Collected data
--- START ---

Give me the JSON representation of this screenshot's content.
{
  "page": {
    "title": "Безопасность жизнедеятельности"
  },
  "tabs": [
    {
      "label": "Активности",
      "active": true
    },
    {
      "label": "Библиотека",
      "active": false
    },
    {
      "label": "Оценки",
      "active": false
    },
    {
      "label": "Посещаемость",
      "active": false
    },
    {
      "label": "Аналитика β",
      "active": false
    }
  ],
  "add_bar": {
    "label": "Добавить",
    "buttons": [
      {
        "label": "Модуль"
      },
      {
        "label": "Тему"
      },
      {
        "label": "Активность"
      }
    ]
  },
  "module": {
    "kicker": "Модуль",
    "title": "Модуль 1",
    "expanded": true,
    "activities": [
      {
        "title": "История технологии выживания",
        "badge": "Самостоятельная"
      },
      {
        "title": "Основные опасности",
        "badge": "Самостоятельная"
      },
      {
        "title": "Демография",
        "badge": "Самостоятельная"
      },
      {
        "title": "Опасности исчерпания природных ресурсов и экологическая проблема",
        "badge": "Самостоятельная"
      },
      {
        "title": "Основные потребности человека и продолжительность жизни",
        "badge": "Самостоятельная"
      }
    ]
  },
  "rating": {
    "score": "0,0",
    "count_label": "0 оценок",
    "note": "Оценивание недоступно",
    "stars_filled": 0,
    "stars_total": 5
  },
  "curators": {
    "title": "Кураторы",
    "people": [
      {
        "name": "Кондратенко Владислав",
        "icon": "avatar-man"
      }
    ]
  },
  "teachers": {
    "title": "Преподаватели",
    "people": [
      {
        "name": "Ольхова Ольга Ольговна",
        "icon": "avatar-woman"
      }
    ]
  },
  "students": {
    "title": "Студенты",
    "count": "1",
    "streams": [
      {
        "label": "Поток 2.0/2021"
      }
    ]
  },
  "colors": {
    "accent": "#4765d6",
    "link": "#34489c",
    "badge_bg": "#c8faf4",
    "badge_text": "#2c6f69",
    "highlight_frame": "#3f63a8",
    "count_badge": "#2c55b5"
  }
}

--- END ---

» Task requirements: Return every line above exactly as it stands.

» Answer for this exercise:
Give me the JSON representation of this screenshot's content.
{
  "page": {
    "title": "Безопасность жизнедеятельности"
  },
  "tabs": [
    {
      "label": "Активности",
      "active": true
    },
    {
      "label": "Библиотека",
      "active": false
    },
    {
      "label": "Оценки",
      "active": false
    },
    {
      "label": "Посещаемость",
      "active": false
    },
    {
      "label": "Аналитика β",
      "active": false
    }
  ],
  "add_bar": {
    "label": "Добавить",
    "buttons": [
      {
        "label": "Модуль"
      },
      {
        "label": "Тему"
      },
      {
        "label": "Активность"
      }
    ]
  },
  "module": {
    "kicker": "Модуль",
    "title": "Модуль 1",
    "expanded": true,
    "activities": [
      {
        "title": "История технологии выживания",
        "badge": "Самостоятельная"
      },
      {
        "title": "Основные опасности",
        "badge": "Самостоятельная"
      },
      {
        "title": "Демография",
        "badge": "Самостоятельная"
      },
      {
        "title": "Опасности исчерпания природных ресурсов и экологическая проблема",
        "badge": "Самостоятельная"
      },
      {
        "title": "Основные потребности человека и продолжительность жизни",
        "badge": "Самостоятельная"
      }
    ]
  },
  "rating": {
    "score": "0,0",
    "count_label": "0 оценок",
    "note": "Оценивание недоступно",
    "stars_filled": 0,
    "stars_total": 5
  },
  "curators": {
    "title": "Кураторы",
    "people": [
      {
        "name": "Кондратенко Владислав",
        "icon": "avatar-man"
      }
    ]
  },
  "teachers": {
    "title": "Преподаватели",
    "people": [
      {
        "name": "Ольхова Ольга Ольговна",
        "icon": "avatar-woman"
      }
    ]
  },
  "students": {
    "title": "Студенты",
    "count": "1",
    "streams": [
      {
        "label": "Поток 2.0/2021"
      }
    ]
  },
  "colors": {
    "accent": "#4765d6",
    "link": "#34489c",
    "badge_bg": "#c8faf4",
    "badge_text": "#2c6f69",
    "highlight_frame": "#3f63a8",
    "count_badge": "#2c55b5"
  }
}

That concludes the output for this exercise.